WHAT TO WORK ON -
Without reproducing any image, print the listing below exactly.

____________________

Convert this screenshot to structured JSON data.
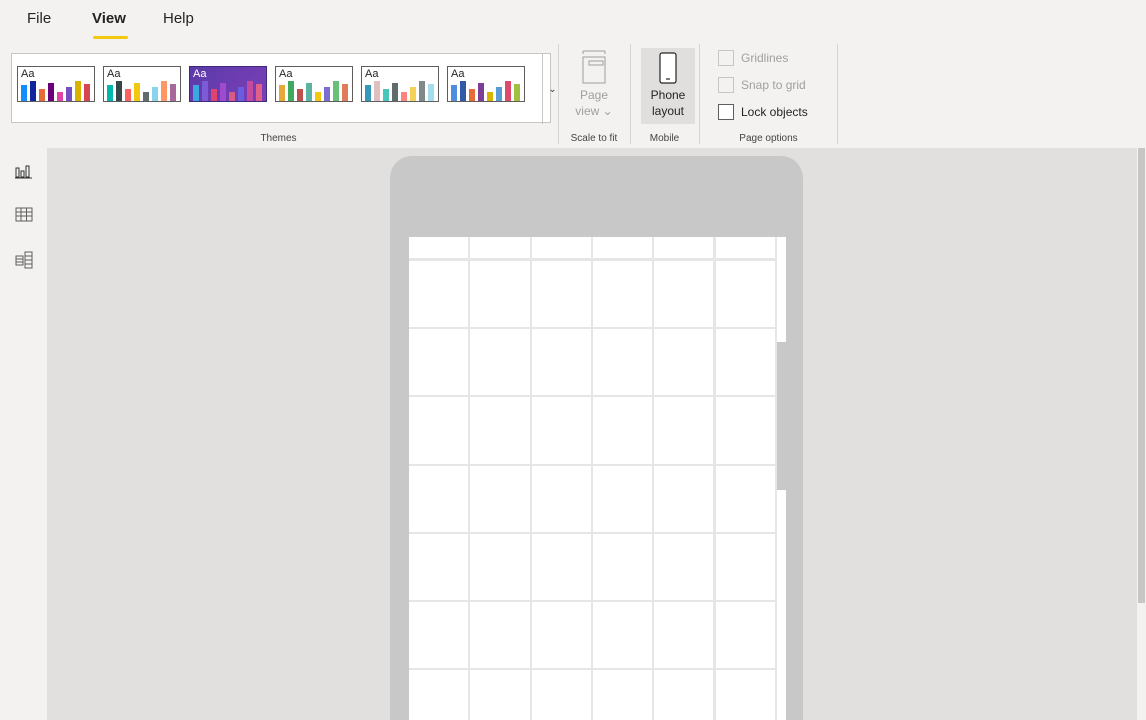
{
  "menu": {
    "tabs": [
      {
        "label": "File",
        "active": false
      },
      {
        "label": "View",
        "active": true
      },
      {
        "label": "Help",
        "active": false
      }
    ],
    "accent_color": "#f2c811"
  },
  "ribbon": {
    "themes": {
      "group_label": "Themes",
      "swatch_label": "Aa",
      "swatches": [
        {
          "style": "light",
          "colors": [
            "#118dff",
            "#12239e",
            "#e66c37",
            "#6b007b",
            "#e044a7",
            "#744ec2",
            "#d9b300",
            "#d64550"
          ]
        },
        {
          "style": "light",
          "colors": [
            "#01b8aa",
            "#374649",
            "#fd625e",
            "#f2c80f",
            "#5f6b6d",
            "#8ad4eb",
            "#fe9666",
            "#a66999"
          ]
        },
        {
          "style": "dark",
          "colors": [
            "#3ba8e0",
            "#7b5bd6",
            "#e0446e",
            "#a04ad0",
            "#d95b84",
            "#6b5ce0",
            "#c44aa0",
            "#e0608a"
          ]
        },
        {
          "style": "light",
          "colors": [
            "#e8a838",
            "#41a85f",
            "#c0504d",
            "#5bb3a1",
            "#f2c80f",
            "#7a6fd0",
            "#69c078",
            "#e07b5b"
          ]
        },
        {
          "style": "light",
          "colors": [
            "#3599b8",
            "#dfbfbf",
            "#4ac5bb",
            "#5f6b6d",
            "#fb8281",
            "#f4d25a",
            "#7f898a",
            "#a4ddee"
          ]
        },
        {
          "style": "light",
          "colors": [
            "#4e8de0",
            "#2f5aa8",
            "#e66c37",
            "#7b3f98",
            "#d9b300",
            "#5b9bd5",
            "#e04a6a",
            "#a0c040"
          ]
        }
      ],
      "more_label": "⌄"
    },
    "scale_to_fit": {
      "group_label": "Scale to fit",
      "page_view": {
        "line1": "Page",
        "line2": "view ⌄",
        "enabled": false
      }
    },
    "mobile": {
      "group_label": "Mobile",
      "phone_layout": {
        "line1": "Phone",
        "line2": "layout",
        "selected": true
      }
    },
    "page_options": {
      "group_label": "Page options",
      "gridlines": {
        "label": "Gridlines",
        "enabled": false,
        "checked": false
      },
      "snap_to_grid": {
        "label": "Snap to grid",
        "enabled": false,
        "checked": false
      },
      "lock_objects": {
        "label": "Lock objects",
        "enabled": true,
        "checked": false
      }
    }
  },
  "left_rail": {
    "items": [
      {
        "icon": "report-icon"
      },
      {
        "icon": "data-table-icon"
      },
      {
        "icon": "model-icon"
      }
    ]
  },
  "canvas": {
    "grid_columns": 6,
    "grid_rows": 8,
    "phone_frame_color": "#c8c8c8",
    "grid_cell_color": "#ffffff",
    "grid_line_color": "#e6e6e6"
  }
}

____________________

SOLUTION TO THIS PROBLEM -
Convert this screenshot to structured JSON data.
{
  "menu": {
    "tabs": [
      {
        "label": "File",
        "active": false
      },
      {
        "label": "View",
        "active": true
      },
      {
        "label": "Help",
        "active": false
      }
    ],
    "accent_color": "#f2c811"
  },
  "ribbon": {
    "themes": {
      "group_label": "Themes",
      "swatch_label": "Aa",
      "swatches": [
        {
          "style": "light",
          "colors": [
            "#118dff",
            "#12239e",
            "#e66c37",
            "#6b007b",
            "#e044a7",
            "#744ec2",
            "#d9b300",
            "#d64550"
          ]
        },
        {
          "style": "light",
          "colors": [
            "#01b8aa",
            "#374649",
            "#fd625e",
            "#f2c80f",
            "#5f6b6d",
            "#8ad4eb",
            "#fe9666",
            "#a66999"
          ]
        },
        {
          "style": "dark",
          "colors": [
            "#3ba8e0",
            "#7b5bd6",
            "#e0446e",
            "#a04ad0",
            "#d95b84",
            "#6b5ce0",
            "#c44aa0",
            "#e0608a"
          ]
        },
        {
          "style": "light",
          "colors": [
            "#e8a838",
            "#41a85f",
            "#c0504d",
            "#5bb3a1",
            "#f2c80f",
            "#7a6fd0",
            "#69c078",
            "#e07b5b"
          ]
        },
        {
          "style": "light",
          "colors": [
            "#3599b8",
            "#dfbfbf",
            "#4ac5bb",
            "#5f6b6d",
            "#fb8281",
            "#f4d25a",
            "#7f898a",
            "#a4ddee"
          ]
        },
        {
          "style": "light",
          "colors": [
            "#4e8de0",
            "#2f5aa8",
            "#e66c37",
            "#7b3f98",
            "#d9b300",
            "#5b9bd5",
            "#e04a6a",
            "#a0c040"
          ]
        }
      ],
      "more_label": "⌄"
    },
    "scale_to_fit": {
      "group_label": "Scale to fit",
      "page_view": {
        "line1": "Page",
        "line2": "view ⌄",
        "enabled": false
      }
    },
    "mobile": {
      "group_label": "Mobile",
      "phone_layout": {
        "line1": "Phone",
        "line2": "layout",
        "selected": true
      }
    },
    "page_options": {
      "group_label": "Page options",
      "gridlines": {
        "label": "Gridlines",
        "enabled": false,
        "checked": false
      },
      "snap_to_grid": {
        "label": "Snap to grid",
        "enabled": false,
        "checked": false
      },
      "lock_objects": {
        "label": "Lock objects",
        "enabled": true,
        "checked": false
      }
    }
  },
  "left_rail": {
    "items": [
      {
        "icon": "report-icon"
      },
      {
        "icon": "data-table-icon"
      },
      {
        "icon": "model-icon"
      }
    ]
  },
  "canvas": {
    "grid_columns": 6,
    "grid_rows": 8,
    "phone_frame_color": "#c8c8c8",
    "grid_cell_color": "#ffffff",
    "grid_line_color": "#e6e6e6"
  }
}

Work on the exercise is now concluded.